"I think the doc is more aimed at people who didn't learn anything in grade school and high school"
"Children are dumb and don't know anything."
"I got the feeling throughout that this was something that high school football coaches could show their history/government classes in lieu of actually teaching."
Anyway, when I first heard of this, I could hardly wait to see it. It had nothing to do with Mo Rocca or that Indiana was involved in it. Rather, it had everything to do with the topic. The discussion of the Electoral College (E.C.) is important and interesting yet incredibly frustrating because adults know very little about it or what it does. With that being stated, Electoral Dysfunction did a fairly good job of illustrating its working.
I particularly liked how Rocca used an elementary class to simulate the workings of the E.C. That was creative, effective, and accurate. The result was convenient where most of the students picked one and the "electoral college" chose the winner, which was the other option. I say it was convenient because it illustrated what Rocca and the film wanted - the E.C. misrepresents the will of the people. Well, that is not entirely true. More on that later.
Another informational aspect of the film is the ease of someone becoming an elector. Like the film suggested, it is incredibly easy for anyone to become a state elector. The only thing that is required is party identification and paper work. That is all. If more people knew that, more people would want to be an elector, which could lead to faithless electors - people who claim to vote for a candidate but votes for the other guy.

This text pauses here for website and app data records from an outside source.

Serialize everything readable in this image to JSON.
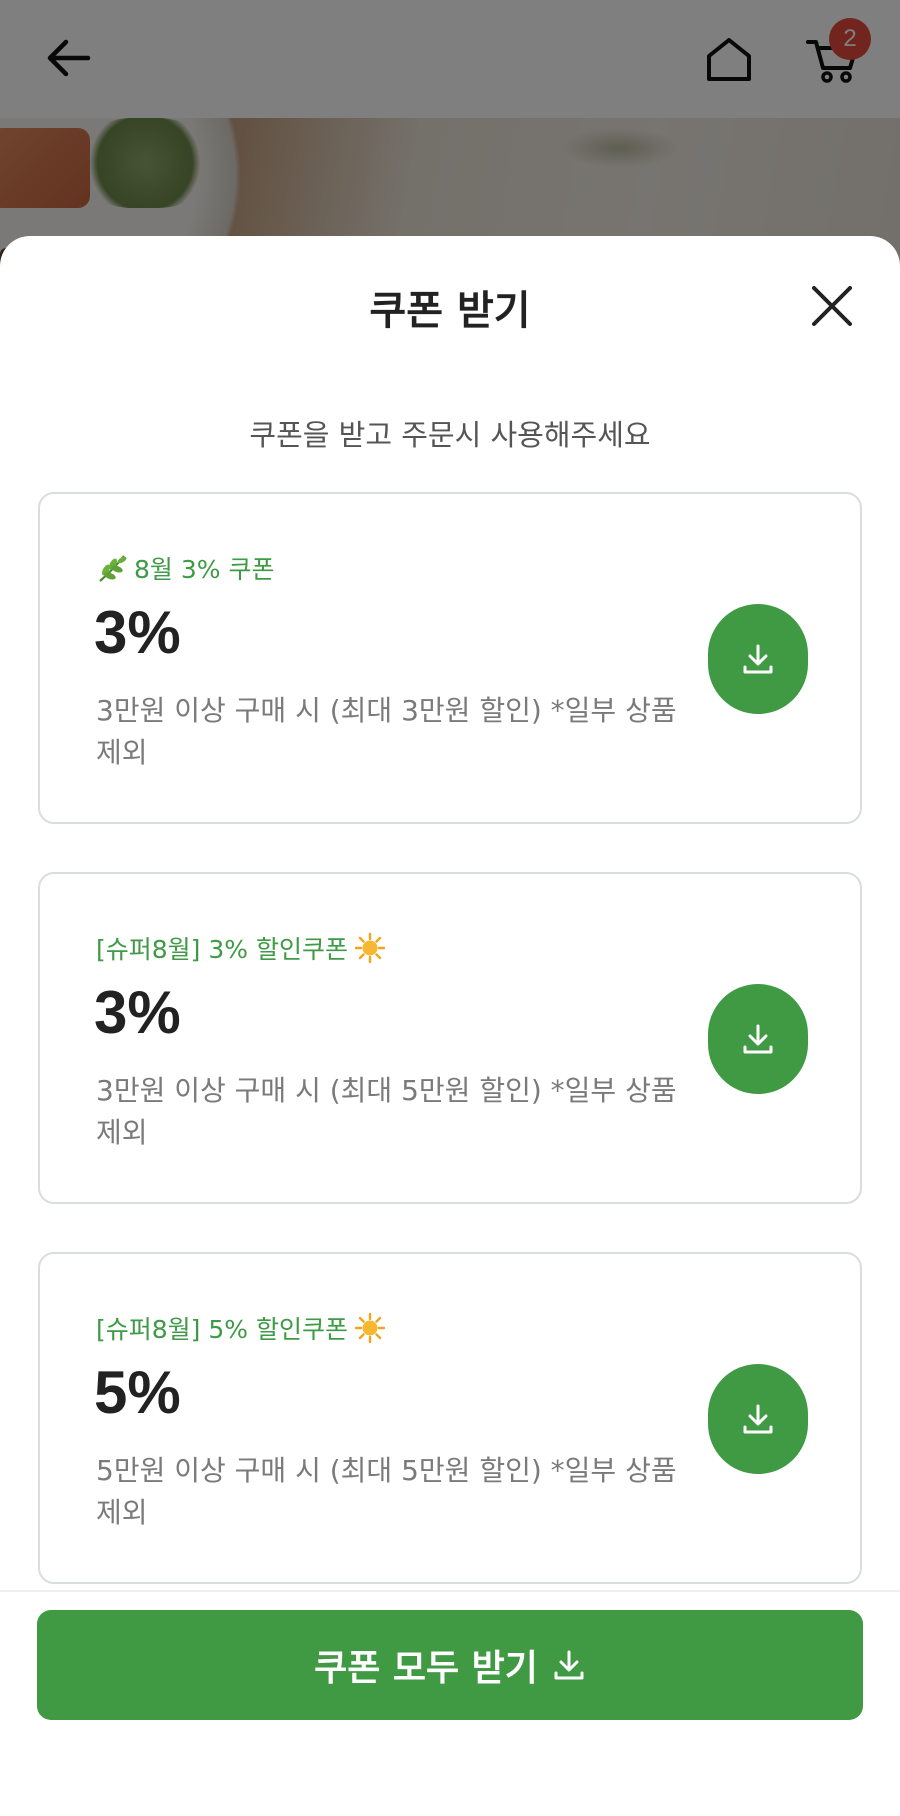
{
  "header": {
    "cart_count": "2",
    "back_icon": "arrow-left-icon",
    "home_icon": "home-icon",
    "cart_icon": "cart-icon"
  },
  "sheet": {
    "title": "쿠폰 받기",
    "subtitle": "쿠폰을 받고 주문시 사용해주세요",
    "close_icon": "close-icon"
  },
  "coupons": [
    {
      "name": "8월 3% 쿠폰",
      "name_icon": "herb-icon",
      "rate": "3%",
      "description": "3만원 이상 구매 시 (최대 3만원 할인) *일부 상품 제외"
    },
    {
      "name": "[슈퍼8월] 3% 할인쿠폰",
      "name_icon": "sun-icon",
      "rate": "3%",
      "description": "3만원 이상 구매 시 (최대 5만원 할인) *일부 상품 제외"
    },
    {
      "name": "[슈퍼8월] 5% 할인쿠폰",
      "name_icon": "sun-icon",
      "rate": "5%",
      "description": "5만원 이상 구매 시 (최대 5만원 할인) *일부 상품 제외"
    }
  ],
  "footer": {
    "download_all_label": "쿠폰 모두 받기"
  },
  "colors": {
    "accent": "#3f9a43",
    "badge": "#e5483d"
  }
}
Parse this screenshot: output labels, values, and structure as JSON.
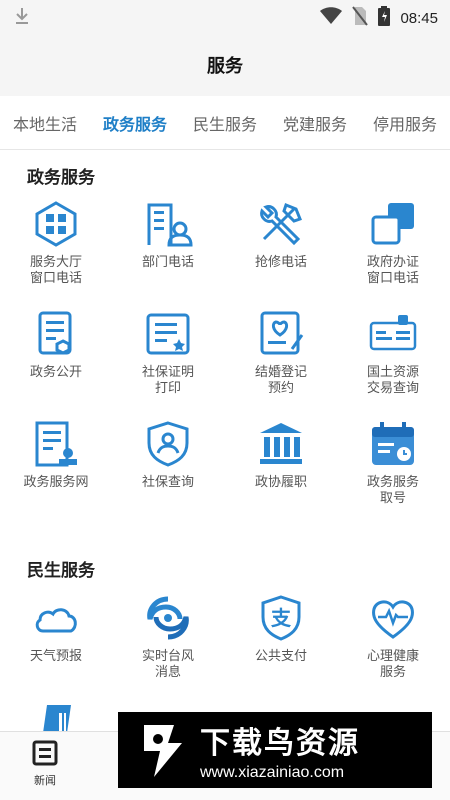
{
  "status": {
    "time": "08:45"
  },
  "header": {
    "title": "服务"
  },
  "tabs": [
    {
      "label": "本地生活"
    },
    {
      "label": "政务服务"
    },
    {
      "label": "民生服务"
    },
    {
      "label": "党建服务"
    },
    {
      "label": "停用服务"
    }
  ],
  "gov_section": {
    "title": "政务服务",
    "items": [
      {
        "label": "服务大厅\n窗口电话",
        "icon": "grid-building-icon"
      },
      {
        "label": "部门电话",
        "icon": "department-icon"
      },
      {
        "label": "抢修电话",
        "icon": "repair-tools-icon"
      },
      {
        "label": "政府办证\n窗口电话",
        "icon": "certificate-window-icon"
      },
      {
        "label": "政务公开",
        "icon": "document-icon"
      },
      {
        "label": "社保证明\n打印",
        "icon": "social-cert-icon"
      },
      {
        "label": "结婚登记\n预约",
        "icon": "marriage-icon"
      },
      {
        "label": "国土资源\n交易查询",
        "icon": "land-resource-icon"
      },
      {
        "label": "政务服务网",
        "icon": "gov-web-icon"
      },
      {
        "label": "社保查询",
        "icon": "social-shield-icon"
      },
      {
        "label": "政协履职",
        "icon": "building-columns-icon"
      },
      {
        "label": "政务服务\n取号",
        "icon": "calendar-clock-icon"
      }
    ]
  },
  "life_section": {
    "title": "民生服务",
    "items": [
      {
        "label": "天气预报",
        "icon": "cloud-icon"
      },
      {
        "label": "实时台风\n消息",
        "icon": "typhoon-icon"
      },
      {
        "label": "公共支付",
        "icon": "alipay-icon"
      },
      {
        "label": "心理健康\n服务",
        "icon": "heart-pulse-icon"
      }
    ]
  },
  "bottom_nav": {
    "news_label": "新闻"
  },
  "watermark": {
    "text": "下载鸟资源",
    "url": "www.xiazainiao.com"
  },
  "colors": {
    "accent": "#1f7fc7",
    "icon": "#2a86cf"
  }
}
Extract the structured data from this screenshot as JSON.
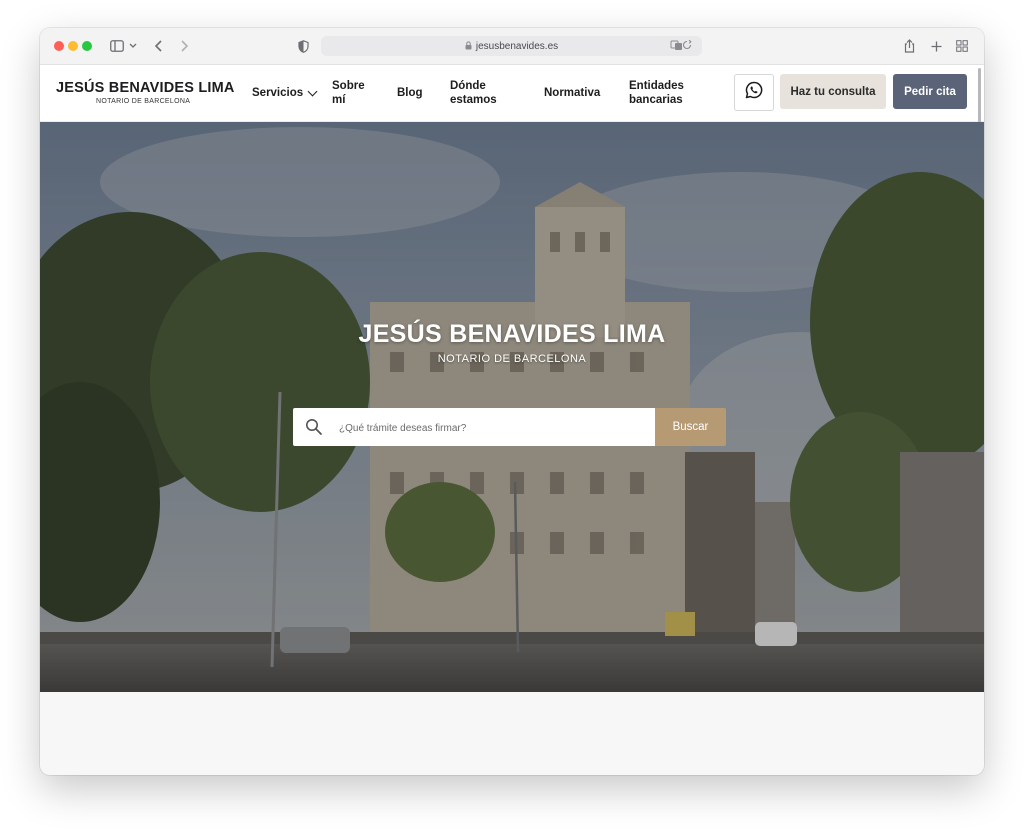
{
  "browser": {
    "url": "jesusbenavides.es",
    "icons": [
      "sidebar-icon",
      "chevron-down-icon",
      "back-icon",
      "forward-icon",
      "shield-icon",
      "lock-icon",
      "translate-icon",
      "reload-icon",
      "share-icon",
      "new-tab-icon",
      "tab-overview-icon"
    ]
  },
  "header": {
    "logo_title": "JESÚS BENAVIDES LIMA",
    "logo_subtitle": "NOTARIO DE BARCELONA",
    "nav": {
      "servicios": "Servicios",
      "sobre_1": "Sobre",
      "sobre_2": "mí",
      "blog": "Blog",
      "donde_1": "Dónde",
      "donde_2": "estamos",
      "normativa": "Normativa",
      "entidades_1": "Entidades",
      "entidades_2": "bancarias"
    },
    "consulta_label": "Haz tu consulta",
    "cita_label": "Pedir cita"
  },
  "hero": {
    "title": "JESÚS BENAVIDES LIMA",
    "subtitle": "NOTARIO DE BARCELONA",
    "search_placeholder": "¿Qué trámite deseas firmar?",
    "search_button": "Buscar"
  },
  "colors": {
    "brand_gold": "#b59a74",
    "cita_button": "#5a6377",
    "consulta_button": "#e7e3dc"
  }
}
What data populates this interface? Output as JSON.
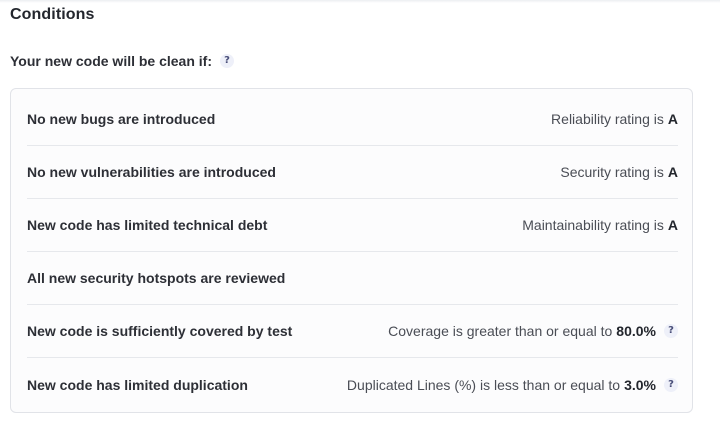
{
  "section": {
    "title": "Conditions",
    "subtitle": "Your new code will be clean if:",
    "help_glyph": "?"
  },
  "conditions": [
    {
      "label": "No new bugs are introduced",
      "detail": "Reliability rating is",
      "value": "A",
      "has_help": false
    },
    {
      "label": "No new vulnerabilities are introduced",
      "detail": "Security rating is",
      "value": "A",
      "has_help": false
    },
    {
      "label": "New code has limited technical debt",
      "detail": "Maintainability rating is",
      "value": "A",
      "has_help": false
    },
    {
      "label": "All new security hotspots are reviewed",
      "detail": "",
      "value": "",
      "has_help": false
    },
    {
      "label": "New code is sufficiently covered by test",
      "detail": "Coverage is greater than or equal to",
      "value": "80.0%",
      "has_help": true
    },
    {
      "label": "New code has limited duplication",
      "detail": "Duplicated Lines (%) is less than or equal to",
      "value": "3.0%",
      "has_help": true
    }
  ],
  "icons": {
    "help": "question-mark-icon"
  },
  "colors": {
    "help_icon_bg": "#eef0f9",
    "help_icon_fg": "#4a4f7a",
    "card_border": "#e1e3e8"
  }
}
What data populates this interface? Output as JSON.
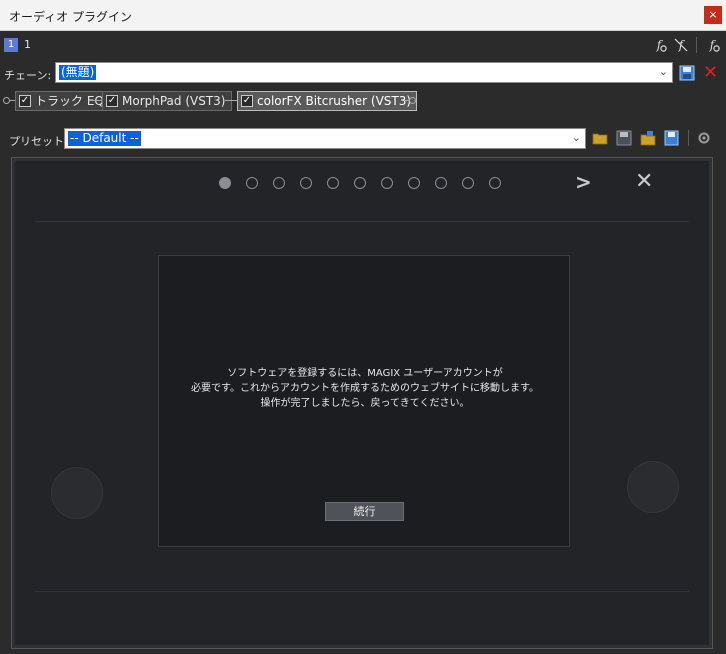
{
  "window": {
    "title": "オーディオ プラグイン",
    "close_label": "×"
  },
  "toolbar": {
    "badge_number": "1",
    "badge_label": "1",
    "fx_icon_glyph": "f"
  },
  "chain": {
    "label": "チェーン:",
    "value": "(無題)",
    "arrow": "⌄",
    "delete_glyph": "✕"
  },
  "plugins": [
    {
      "label": "トラック EQ",
      "checked": true
    },
    {
      "label": "MorphPad (VST3)",
      "checked": true
    },
    {
      "label": "colorFX Bitcrusher (VST3)",
      "checked": true,
      "active": true
    }
  ],
  "checkmark": "✓",
  "preset": {
    "label": "プリセット:",
    "value": "-- Default --",
    "arrow": "⌄"
  },
  "dialog": {
    "page_count": 11,
    "current_page": 1,
    "next_glyph": ">",
    "close_glyph": "✕",
    "message_lines": [
      "ソフトウェアを登録するには、MAGIX ユーザーアカウントが",
      "必要です。これからアカウントを作成するためのウェブサイトに移動します。",
      "操作が完了しましたら、戻ってきてください。"
    ],
    "continue_label": "続行"
  },
  "colors": {
    "accent": "#0a64d8",
    "close": "#c42b1c",
    "delete": "#e02020",
    "folder": "#c9a227"
  }
}
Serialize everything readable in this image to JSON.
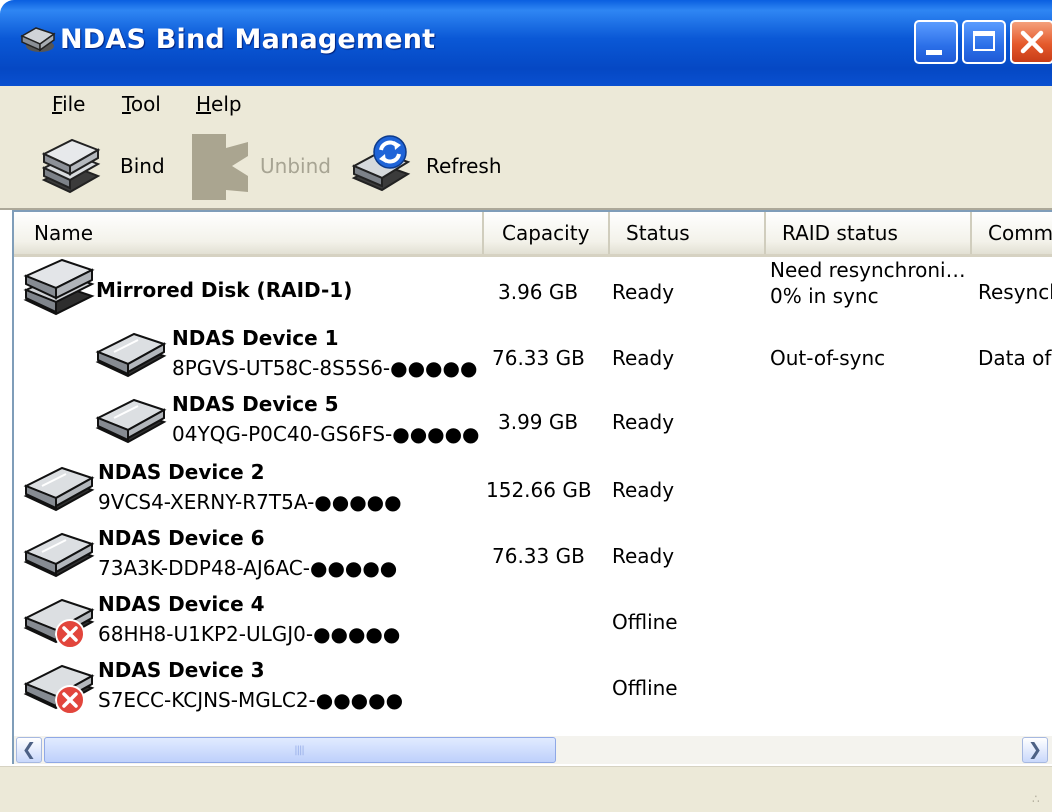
{
  "window": {
    "title": "NDAS Bind Management",
    "icon": "ndas-app-icon",
    "controls": [
      "minimize",
      "maximize",
      "close"
    ]
  },
  "menu": {
    "file": {
      "label": "File",
      "accel": "F",
      "rest": "ile"
    },
    "tool": {
      "label": "Tool",
      "accel": "T",
      "rest": "ool"
    },
    "help": {
      "label": "Help",
      "accel": "H",
      "rest": "elp"
    }
  },
  "toolbar": {
    "bind": {
      "label": "Bind",
      "icon": "bind-icon",
      "enabled": true
    },
    "unbind": {
      "label": "Unbind",
      "icon": "unbind-icon",
      "enabled": false
    },
    "refresh": {
      "label": "Refresh",
      "icon": "refresh-icon",
      "enabled": true
    }
  },
  "columns": {
    "name": "Name",
    "capacity": "Capacity",
    "status": "Status",
    "raid_status": "RAID status",
    "comment": "Comme"
  },
  "rows": [
    {
      "name": "Mirrored Disk (RAID-1)",
      "id": "",
      "capacity": "3.96 GB",
      "status": "Ready",
      "raid_line1": "Need resynchroni…",
      "raid_line2": "0% in sync",
      "comment": "Resynch",
      "icon": "raid-disk-icon"
    },
    {
      "name": "NDAS Device 1",
      "id": "8PGVS-UT58C-8S5S6-●●●●●",
      "capacity": "76.33 GB",
      "status": "Ready",
      "raid_line1": "Out-of-sync",
      "raid_line2": "",
      "comment": "Data of",
      "icon": "disk-icon"
    },
    {
      "name": "NDAS Device 5",
      "id": "04YQG-P0C40-GS6FS-●●●●●",
      "capacity": "3.99 GB",
      "status": "Ready",
      "raid_line1": "",
      "raid_line2": "",
      "comment": "",
      "icon": "disk-icon"
    },
    {
      "name": "NDAS Device 2",
      "id": "9VCS4-XERNY-R7T5A-●●●●●",
      "capacity": "152.66 GB",
      "status": "Ready",
      "raid_line1": "",
      "raid_line2": "",
      "comment": "",
      "icon": "disk-icon"
    },
    {
      "name": "NDAS Device 6",
      "id": "73A3K-DDP48-AJ6AC-●●●●●",
      "capacity": "76.33 GB",
      "status": "Ready",
      "raid_line1": "",
      "raid_line2": "",
      "comment": "",
      "icon": "disk-icon"
    },
    {
      "name": "NDAS Device 4",
      "id": "68HH8-U1KP2-ULGJ0-●●●●●",
      "capacity": "",
      "status": "Offline",
      "raid_line1": "",
      "raid_line2": "",
      "comment": "",
      "icon": "disk-offline-icon"
    },
    {
      "name": "NDAS Device 3",
      "id": "S7ECC-KCJNS-MGLC2-●●●●●",
      "capacity": "",
      "status": "Offline",
      "raid_line1": "",
      "raid_line2": "",
      "comment": "",
      "icon": "disk-offline-icon"
    }
  ],
  "colors": {
    "titlebar": "#0a58d6",
    "chrome": "#ece9d8",
    "list_border": "#7f9db9",
    "close_button": "#e55a2c",
    "offline_badge": "#e2453c"
  }
}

Any time Indiana is mentioned in any kind of media, my initial reaction is to cringe. I am paranoid Hollywood or any independent filmmaker will poke fun of my beloved home state. When I saw Rocca going to Indiana, I feared for the worst. Honestly, I was pleasantly surprised. I was happy to see something meaningful from Indiana as opposed to Rocca pulling a Bill Maher in Religulous.
Now, Electoral Dysfunction is biased against the E.C., toward the popular vote, and against voter ID laws. Essentially, it chronicles the politicization of voting. Indiana is chosen not because it was a "swing state" in 2008 but because at the time it had stringent voter ID laws. Rocca wanted to see how the McCain/Palin and Obama/Biden people handled the situation. What Rocca found was exactly for what he looked; the right to vote turned to a political viewpoint. The issue of Mike Marshall highlights that.
I disagree with the film's thesis on the E.C. There have only been four instances in American history where the E.C. winner and the popular vote winner did not match up. That was in 1824, 1876, 1888, and 2000. Since 1824 - the first election where the popular vote was recorded - it had four hiccups. That is a stable system.
Also, the popular vote will not be as representative as Electoral Dysfunction claimed. It makes it sound like participation will skyrocket and will be pure. That is incorrect. The focus will no longer be on states but the most populated cities. Furthermore if people want less money in politics, the popular vote method is not the way to go. That method will make people more sick of politics than they are currently.
I will write more in my second round but all in all, Electoral Dysfunction was pretty good. It is not an "A" movie but a "B/B-" is fairly accurate. Grade: B-
Sara, what did you think?